  4. Complex Configuration: Setting up a WAN is like creating a web of roads between cities, each with its own rules. Making sure everything runs smoothly is a bit like solving a puzzle.
  5. Costs: Expanding and keeping a WAN running can be pricey. It is like maintaining a bunch of highways connecting cities – costs for upkeep and expansion add up.
  6. Reliability Challenges: WANs can face disruptions from things like bad weather or equipment problems. It is like having a plan for when your regular route is blocked – you need backup plans.
  7. Limited Control Over ISPs: Organizations rely on others to provide WAN connections. It is like trusting someone else to maintain the roads – if they are not good, your journey won’t be either.
  8. Quality of Service (QoS) Issues: WANs struggle to keep all types of data moving at the same speed. It is like trying to manage traffic with both slow and fast vehicles on the same road – not everyone moves at the same pace.
  9. Network Congestion: During busy times, WANs can get jammed, and things slow down. It is like rush hour traffic – everyone’s trying to use the road at once.
  10. Compatibility and Interoperability: Connecting different devices on a WAN can be tricky. It is like making sure cars, bikes, and scooters can all use the same road smoothly – they need to work well together.

What are the future trends in WAN technology?

The future trends in WAN technology are as follows-

  1. SD-WAN (Software-Defined WAN): SD-WAN is a smart way of managing our network. It is getting even smarter with the use of things like artificial intelligence and machine learning.

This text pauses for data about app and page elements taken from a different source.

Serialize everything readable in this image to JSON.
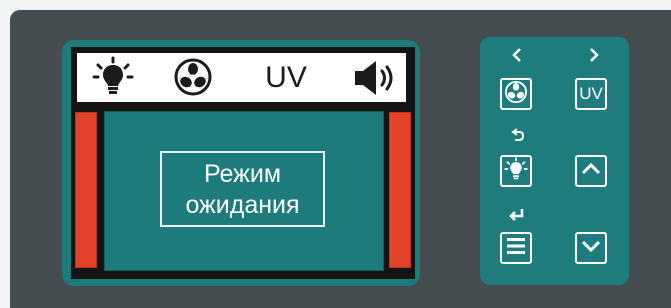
{
  "display": {
    "topbar": {
      "light_icon": "light-bulb-icon",
      "fan_icon": "fan-icon",
      "uv_label": "UV",
      "sound_icon": "speaker-icon"
    },
    "status_line1": "Режим",
    "status_line2": "ожидания"
  },
  "controls": {
    "prev_hint_icon": "chevron-left-icon",
    "next_hint_icon": "chevron-right-icon",
    "back_hint_icon": "undo-arrow-icon",
    "enter_hint_icon": "enter-arrow-icon",
    "buttons": {
      "fan": "fan-icon",
      "uv": "UV",
      "light": "light-bulb-icon",
      "up": "chevron-up-icon",
      "menu": "menu-icon",
      "down": "chevron-down-icon"
    }
  },
  "colors": {
    "device": "#454d50",
    "teal": "#1f7c7c",
    "indicator_red": "#e44329",
    "lcd_topbar": "#ffffff"
  }
}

This helps make our network more flexible and able to adapt quickly to changes, making everything work better.
  2. Edge Computing and its Impact on WAN: Edge computing is like doing some of the computer stuff closer to where we need it. When it comes to WANs, this means making our network more efficient by bringing the computing power closer to where the action is happening. It is like having a little computer helper right where you need it, speeding things up and making everything run smoother.
  3. 5G and the Evolution of WAN: You know how we get excited about the latest and fastest internet on our phones? Well, 5G is like the superhero of fast internet. And in the future, our network (WAN) is going to use this superhero power to make everything even faster and more reliable. It is like upgrading from a regular road to a superhighway for data, making things like video streaming and cool tech stuff work even better.

Wrapping Up!

In this blog, you learned about what is WAN network and its other details in depth. Enroll on your Network Engineer Master Program to understand more such concepts in detail. For any queries or help, feel free to contact us. 

Happy Learning!

Frequently Asked Questions or FAQs

01. What is the full form of WAN?

The Full form of WAN is a Wide Area Network.

02. Explain WAN network

A WAN (Wide Area Network) is a technology network that extends over a large geographical area, connecting multiple smaller local area networks (LANs) or other WANs. It permits computers and users in one location to communicate with computers and users in another location, enabling the sharing of resources and information over wide areas.

03. Why is WAN commonly used?

WAN is commonly used because it enables organizations to connect geographically dispersed locations, share resources and information, facilitate communication between different branches or offices, and access centralized data and applications. The WAN network helps in improving collaboration, efficiency, and productivity across the organization.

04. Is a WAN wireless or wired?

A WAN can be both wired and wireless. It can use various communication technologies such as optical fibers, satellite links, microwave links, and cellular networks for wired connections, while wireless WAN technologies include Wi-Fi, cellular data networks (3G, 4G, 5G), and satellite communications.

05. What are the two types of WAN?

There are two main types of WAN- Circuit-switched WAN and Packet-switched WAN